The rules of discovery were designed to avoid "trial by ambush" by requiring full disclosure--even if the discovery of evidence that might not be admissible at trial--says attorney Jonathan Dunitz, leading off today's BVR session on discovery and evidence in damages litigation.
The result can be overly broad discovery requests, since the standard is simply that discovery appears reasonably calculated to lead to the discovery of admissable evidence (quoting the Federal Rules of Civil Procedure 23(b) (1). "What's important is that the appraiser describes clearly what he or she needs to the lawyer prior to discovery," says Dunitz--or you can find yourself in the uncomfortable situation of trying to describe what you need to the judge. And these explanations subject you to cross-examination.
"Depositions are my favorite discovery advice because you can question the witness live," said Dunitz. This allows him to see how liable and credible a witness may be, and to "assess how the witness may influence the judge and/or jury."
Don't get excluded. Appraisers need to be careful to not get exposed to motions to exclude at this point in the discovery process. Dunitz likes to ask financial experts "would you have done this approach the same way if this wasn't in litigation?" If the answer is yes, then he has a basis to exclude the opposing expert.

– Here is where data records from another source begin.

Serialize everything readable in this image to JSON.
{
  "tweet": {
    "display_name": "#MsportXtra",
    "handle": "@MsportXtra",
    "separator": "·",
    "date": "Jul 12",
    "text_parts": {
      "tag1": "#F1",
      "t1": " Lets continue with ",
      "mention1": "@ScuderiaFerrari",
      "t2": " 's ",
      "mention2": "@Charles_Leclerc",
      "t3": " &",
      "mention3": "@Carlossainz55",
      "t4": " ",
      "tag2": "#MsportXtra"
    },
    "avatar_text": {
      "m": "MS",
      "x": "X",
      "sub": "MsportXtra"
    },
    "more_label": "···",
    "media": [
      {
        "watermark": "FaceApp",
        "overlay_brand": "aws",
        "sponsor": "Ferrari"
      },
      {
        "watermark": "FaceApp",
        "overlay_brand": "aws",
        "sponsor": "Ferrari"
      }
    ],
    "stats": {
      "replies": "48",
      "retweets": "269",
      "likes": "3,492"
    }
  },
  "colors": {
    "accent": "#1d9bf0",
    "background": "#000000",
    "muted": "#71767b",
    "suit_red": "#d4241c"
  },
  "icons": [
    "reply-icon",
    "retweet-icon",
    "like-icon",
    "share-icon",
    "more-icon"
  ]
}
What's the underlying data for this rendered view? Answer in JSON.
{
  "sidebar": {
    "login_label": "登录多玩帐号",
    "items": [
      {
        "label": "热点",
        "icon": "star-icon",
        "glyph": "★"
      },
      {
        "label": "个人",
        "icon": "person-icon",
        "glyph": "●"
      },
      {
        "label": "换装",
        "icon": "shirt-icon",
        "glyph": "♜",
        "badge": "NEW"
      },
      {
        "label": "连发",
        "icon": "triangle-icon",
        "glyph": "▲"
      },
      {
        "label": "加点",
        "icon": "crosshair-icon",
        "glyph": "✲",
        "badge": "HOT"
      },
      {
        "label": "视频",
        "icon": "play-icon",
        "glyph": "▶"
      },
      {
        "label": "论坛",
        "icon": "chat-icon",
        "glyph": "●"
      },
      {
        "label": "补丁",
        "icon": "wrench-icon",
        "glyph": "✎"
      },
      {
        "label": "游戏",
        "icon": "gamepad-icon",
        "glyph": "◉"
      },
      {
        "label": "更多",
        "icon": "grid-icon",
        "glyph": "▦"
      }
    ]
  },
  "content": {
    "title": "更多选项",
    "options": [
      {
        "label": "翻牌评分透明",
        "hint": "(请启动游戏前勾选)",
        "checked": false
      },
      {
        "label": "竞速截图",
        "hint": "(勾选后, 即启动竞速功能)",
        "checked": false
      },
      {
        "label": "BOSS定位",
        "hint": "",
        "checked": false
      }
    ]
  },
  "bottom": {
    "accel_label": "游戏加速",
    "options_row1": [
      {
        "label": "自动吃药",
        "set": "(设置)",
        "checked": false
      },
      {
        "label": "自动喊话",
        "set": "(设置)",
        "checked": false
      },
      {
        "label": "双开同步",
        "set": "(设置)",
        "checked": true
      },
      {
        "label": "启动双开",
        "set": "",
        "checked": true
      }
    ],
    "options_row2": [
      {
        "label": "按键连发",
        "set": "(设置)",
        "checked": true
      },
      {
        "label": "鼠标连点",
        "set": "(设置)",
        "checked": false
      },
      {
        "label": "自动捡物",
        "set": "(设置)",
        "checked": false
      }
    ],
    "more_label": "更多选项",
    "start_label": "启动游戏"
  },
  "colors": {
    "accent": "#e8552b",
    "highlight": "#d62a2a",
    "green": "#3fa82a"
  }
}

The expert can also help by telling the attorney what categories of information they need during any corporate depositions. "Appraisers should read the initial complaint, of course, but if we've asked the right questions we can get the full story from the depositions, added Nancy Fannon, co-presenter of today's session. "Often, the number in the stories don't add up."